Exercise data below:
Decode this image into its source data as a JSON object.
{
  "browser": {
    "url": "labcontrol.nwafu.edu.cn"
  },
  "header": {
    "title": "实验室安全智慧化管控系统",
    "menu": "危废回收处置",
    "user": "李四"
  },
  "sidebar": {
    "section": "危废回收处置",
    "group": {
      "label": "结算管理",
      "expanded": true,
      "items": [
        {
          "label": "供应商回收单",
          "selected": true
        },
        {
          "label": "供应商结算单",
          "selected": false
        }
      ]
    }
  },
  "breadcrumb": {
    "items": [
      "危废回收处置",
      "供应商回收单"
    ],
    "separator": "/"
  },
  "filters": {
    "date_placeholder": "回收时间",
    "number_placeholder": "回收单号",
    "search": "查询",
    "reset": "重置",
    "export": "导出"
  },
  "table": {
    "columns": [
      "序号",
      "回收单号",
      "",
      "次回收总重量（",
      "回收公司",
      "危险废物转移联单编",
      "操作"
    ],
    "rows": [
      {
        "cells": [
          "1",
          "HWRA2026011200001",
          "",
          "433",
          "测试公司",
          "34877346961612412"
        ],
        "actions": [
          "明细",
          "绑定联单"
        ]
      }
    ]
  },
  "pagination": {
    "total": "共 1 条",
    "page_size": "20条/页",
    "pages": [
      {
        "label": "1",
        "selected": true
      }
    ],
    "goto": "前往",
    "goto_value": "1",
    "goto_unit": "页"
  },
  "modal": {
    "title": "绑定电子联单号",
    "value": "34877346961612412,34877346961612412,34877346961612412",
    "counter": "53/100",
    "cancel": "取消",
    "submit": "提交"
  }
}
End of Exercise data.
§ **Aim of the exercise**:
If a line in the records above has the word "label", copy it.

§ **Solution for this task**:
      "label": "结算管理",
          "label": "供应商回收单",
          "label": "供应商结算单",
        "label": "1",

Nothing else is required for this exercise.